this is a pretty standard thing to do in motion graphics and comping software. drawing a line starting at point A going to point B, with variable inputs for speed of movement of leading point of the line, length of the full opacity line, length l of the trailing edge of the line that gets opacity applied.
if a functional sub-comp can be made for drawing a line from A to B then it can be reused to draw from B to C, C to D, and D to E, with the parent level composition calculating the points A, B, C, D and E from the coordinates of rectangle R an triggering the sub-comps the that’s that, I just need to solve the opacity masking issue one of two ways I am envisaging.
I’m pretty clear how I’d go about it in other software. wondering for the optimal method to do the animation of ‘drawing’ a line with a trailing or leading ‘edge’ that has opacity mask applied. In QC I’d go for animating a gradient image to apply as opacity mask. Not sure how to do that in Vuo, I’m pretty uncomfortable in Vuo applying image effects as opacity masks to other objects as I find the coordinate system unintuitive so far for me.
An alternative method would be to draw ten short lines each length l/10 and set them to step in opacity from 90% down to 0% and have them chase each other.
there’s a family simple tool built into Adobe After Effects for ‘drawing lines’ and applying opacity. but this is only step one of a sequence of effects, unfortunately Vuo doesn’t export to an Adobe AE plugin binary (only Motion/FCP X) so I can’t combine the very simple AE tools for doing this with the other things I need VUO for. (or QC if I have to!)
Would really like to see Vuo export to BlackMagic Design’s DaVinci NLE/VFX application from BMD (which would be a really smart move I think given DaVinci has a good free version of the software). I’d start learning Davinci if Vuo exported to it.
Ideally I can do this all in VUO and export as an app for my video editor so they can render brand collateral effects with variable inputs for certain traits without getting into the weeds. (But OFX plugin or Adobe plugin would be amazing).
It’s just a matter of shading. With “Make Line Strips Object” an image shader will repeat the image from each control point in the line:
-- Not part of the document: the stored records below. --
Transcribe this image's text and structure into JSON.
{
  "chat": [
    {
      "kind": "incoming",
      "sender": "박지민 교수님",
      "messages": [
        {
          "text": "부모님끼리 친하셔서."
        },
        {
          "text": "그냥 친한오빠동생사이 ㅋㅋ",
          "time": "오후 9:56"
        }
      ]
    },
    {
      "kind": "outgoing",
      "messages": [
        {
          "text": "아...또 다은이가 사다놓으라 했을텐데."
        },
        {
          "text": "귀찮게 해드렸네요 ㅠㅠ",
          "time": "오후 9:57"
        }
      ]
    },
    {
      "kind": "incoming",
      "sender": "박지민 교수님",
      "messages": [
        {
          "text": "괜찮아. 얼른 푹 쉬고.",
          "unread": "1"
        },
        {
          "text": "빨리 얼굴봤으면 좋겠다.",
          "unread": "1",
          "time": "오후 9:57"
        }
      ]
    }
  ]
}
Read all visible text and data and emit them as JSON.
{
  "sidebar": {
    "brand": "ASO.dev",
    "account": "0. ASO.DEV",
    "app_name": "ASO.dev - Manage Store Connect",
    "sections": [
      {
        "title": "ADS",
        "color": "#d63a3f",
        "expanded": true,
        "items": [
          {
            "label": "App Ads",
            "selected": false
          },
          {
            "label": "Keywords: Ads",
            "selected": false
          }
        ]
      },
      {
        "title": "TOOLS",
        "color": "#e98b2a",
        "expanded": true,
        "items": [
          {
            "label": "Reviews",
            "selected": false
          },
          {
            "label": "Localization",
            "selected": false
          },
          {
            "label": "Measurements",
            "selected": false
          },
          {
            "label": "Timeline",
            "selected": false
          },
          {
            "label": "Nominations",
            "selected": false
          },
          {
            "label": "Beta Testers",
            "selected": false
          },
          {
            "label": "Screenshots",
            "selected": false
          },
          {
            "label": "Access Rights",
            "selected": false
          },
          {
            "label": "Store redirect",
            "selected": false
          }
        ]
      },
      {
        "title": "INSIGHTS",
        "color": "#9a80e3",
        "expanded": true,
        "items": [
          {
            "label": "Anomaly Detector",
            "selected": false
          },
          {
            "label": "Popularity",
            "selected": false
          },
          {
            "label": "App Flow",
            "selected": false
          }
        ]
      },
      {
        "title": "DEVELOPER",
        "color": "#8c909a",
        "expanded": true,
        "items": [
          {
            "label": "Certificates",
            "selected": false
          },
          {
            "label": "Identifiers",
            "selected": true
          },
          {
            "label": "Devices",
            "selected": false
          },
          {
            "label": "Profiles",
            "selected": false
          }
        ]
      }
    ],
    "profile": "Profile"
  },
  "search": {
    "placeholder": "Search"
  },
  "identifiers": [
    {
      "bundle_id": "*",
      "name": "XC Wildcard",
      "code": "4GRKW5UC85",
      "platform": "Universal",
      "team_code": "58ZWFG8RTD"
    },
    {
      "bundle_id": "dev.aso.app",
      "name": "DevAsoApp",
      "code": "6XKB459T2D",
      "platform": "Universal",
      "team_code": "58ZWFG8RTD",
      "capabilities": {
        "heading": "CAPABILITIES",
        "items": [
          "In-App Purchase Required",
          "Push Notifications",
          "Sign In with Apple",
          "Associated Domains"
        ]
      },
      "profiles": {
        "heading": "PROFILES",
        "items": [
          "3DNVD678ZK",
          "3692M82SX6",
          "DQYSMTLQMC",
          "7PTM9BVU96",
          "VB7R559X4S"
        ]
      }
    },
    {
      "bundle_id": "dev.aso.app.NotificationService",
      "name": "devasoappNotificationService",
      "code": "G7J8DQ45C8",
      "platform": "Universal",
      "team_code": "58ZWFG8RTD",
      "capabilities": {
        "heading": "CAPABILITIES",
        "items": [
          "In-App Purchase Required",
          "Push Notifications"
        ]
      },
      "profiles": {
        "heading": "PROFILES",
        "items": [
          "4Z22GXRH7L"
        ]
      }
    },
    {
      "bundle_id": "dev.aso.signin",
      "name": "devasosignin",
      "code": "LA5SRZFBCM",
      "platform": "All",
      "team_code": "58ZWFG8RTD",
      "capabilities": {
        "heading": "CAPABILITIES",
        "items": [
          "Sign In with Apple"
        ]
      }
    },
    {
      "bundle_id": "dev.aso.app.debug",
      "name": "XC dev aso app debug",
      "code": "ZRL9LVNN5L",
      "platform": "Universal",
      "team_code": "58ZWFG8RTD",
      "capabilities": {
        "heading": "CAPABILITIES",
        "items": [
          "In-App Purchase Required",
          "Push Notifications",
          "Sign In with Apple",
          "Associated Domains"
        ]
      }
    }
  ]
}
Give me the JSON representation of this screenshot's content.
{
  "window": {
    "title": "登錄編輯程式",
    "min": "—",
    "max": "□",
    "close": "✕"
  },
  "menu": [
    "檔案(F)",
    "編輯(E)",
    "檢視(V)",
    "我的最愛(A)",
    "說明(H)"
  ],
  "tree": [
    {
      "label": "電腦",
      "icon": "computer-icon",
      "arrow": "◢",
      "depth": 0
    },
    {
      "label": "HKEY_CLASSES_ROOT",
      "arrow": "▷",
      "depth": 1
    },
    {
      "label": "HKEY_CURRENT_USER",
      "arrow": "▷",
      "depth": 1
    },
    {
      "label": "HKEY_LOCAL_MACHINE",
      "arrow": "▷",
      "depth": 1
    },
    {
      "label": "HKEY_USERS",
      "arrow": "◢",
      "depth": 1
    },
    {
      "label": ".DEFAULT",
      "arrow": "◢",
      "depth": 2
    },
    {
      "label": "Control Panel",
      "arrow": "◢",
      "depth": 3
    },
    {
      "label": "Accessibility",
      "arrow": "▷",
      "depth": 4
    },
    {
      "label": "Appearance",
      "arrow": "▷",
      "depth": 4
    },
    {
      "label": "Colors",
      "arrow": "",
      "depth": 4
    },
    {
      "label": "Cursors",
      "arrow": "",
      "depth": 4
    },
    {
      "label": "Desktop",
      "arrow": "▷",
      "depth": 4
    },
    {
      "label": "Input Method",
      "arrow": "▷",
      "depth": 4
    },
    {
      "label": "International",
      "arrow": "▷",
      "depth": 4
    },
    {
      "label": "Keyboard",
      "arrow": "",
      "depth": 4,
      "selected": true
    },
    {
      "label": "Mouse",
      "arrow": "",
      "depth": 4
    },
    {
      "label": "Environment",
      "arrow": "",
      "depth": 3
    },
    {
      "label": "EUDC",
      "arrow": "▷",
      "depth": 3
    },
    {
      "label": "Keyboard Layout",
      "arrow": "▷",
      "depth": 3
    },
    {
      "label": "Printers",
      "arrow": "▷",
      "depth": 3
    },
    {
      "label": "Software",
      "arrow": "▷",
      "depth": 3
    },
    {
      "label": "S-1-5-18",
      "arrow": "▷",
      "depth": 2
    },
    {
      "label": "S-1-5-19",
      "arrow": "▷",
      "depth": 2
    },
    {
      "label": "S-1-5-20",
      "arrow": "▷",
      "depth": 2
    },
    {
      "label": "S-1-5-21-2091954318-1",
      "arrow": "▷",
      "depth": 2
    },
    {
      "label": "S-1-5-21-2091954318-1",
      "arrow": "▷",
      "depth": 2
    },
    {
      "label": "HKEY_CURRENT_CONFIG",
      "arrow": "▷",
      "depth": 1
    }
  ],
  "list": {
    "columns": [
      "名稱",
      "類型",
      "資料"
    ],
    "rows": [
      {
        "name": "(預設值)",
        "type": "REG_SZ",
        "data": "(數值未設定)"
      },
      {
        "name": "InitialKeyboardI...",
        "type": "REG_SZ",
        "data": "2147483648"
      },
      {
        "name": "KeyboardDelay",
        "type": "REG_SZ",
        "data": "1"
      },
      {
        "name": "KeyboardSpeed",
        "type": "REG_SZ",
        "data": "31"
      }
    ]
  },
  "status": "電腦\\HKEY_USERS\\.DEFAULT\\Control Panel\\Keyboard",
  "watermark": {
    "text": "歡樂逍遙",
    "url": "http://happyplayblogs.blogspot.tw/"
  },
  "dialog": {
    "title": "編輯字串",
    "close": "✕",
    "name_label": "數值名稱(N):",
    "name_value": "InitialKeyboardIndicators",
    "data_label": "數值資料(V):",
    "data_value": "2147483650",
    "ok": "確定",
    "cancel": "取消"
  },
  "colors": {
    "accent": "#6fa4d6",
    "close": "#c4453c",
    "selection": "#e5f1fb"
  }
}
To increase the amount of “dots” on the line, you just increase the number of control points:
To animate the dots, you animate the image going to the shader:
Thanks, Martinus. I’m not sure that’s what I was after! Need to reflect on how I can apply that. I’m gong to do it in Adobe AE or QC b/c I don’t have a week to get this done! If I can then convert to VUO after the deadline, it will help me learn VUO. As you can see from my other post I find Vuo very frustrating just to learn by doing, trying stuff, reading the manual and node library, unlike QC which seems to function in a way that takes little functions and allows one to keep growing on them bit by bit.
I know Vuo has it’s advantages over QC (not least being supported!) but the learning curve is not especially pleasant (for me) whereas QC was mostly fun for me (except for learning JS inside such a hard to debug environment to do state machine stuff).
No stress! It is a bit of a different thought process. The coordinate system makes a lot more sense both mathematically and when you do 3d manipulations/work in 3d environments. Coming from pixel space and 0 - 1 / Width - Height space to that can be a bit of a shift though! I have ripped out a fair few hairs when transitioning to this kind of workflow myself. As it is standard for most applications in 3d space I guess it’s just a matter of getting to grips with it.
(Also left you an answer there ;) )
I don’t have any issues working in [-1,1] space for X, Y and Z dimensions at all. I was flicking between pixels and width units in QC all the time for years (annoying but very necessary!) and used to do quite a bit of 3D modelling (Architecture training too).
My problems are discovering the useful Vuo patterns to do things. It’s not like raw power of semantic code that written programming languages bring (and copious code snippets to learn from) and not as effortless as QC nodal bottom up wiring. You basically can’t do anything bottom up in Vuo the way you can in QC in my opinion. Arguably with the Vuo methods comes power, but it’s frustrating for self-tuition, basically impossible without a full time effort for weeks/months. Whereas QC was possible to get instant results at whatever level you started from. Many of us who backed the Vuo beta came to QC with little to no programming background beyond school level exposure to coding…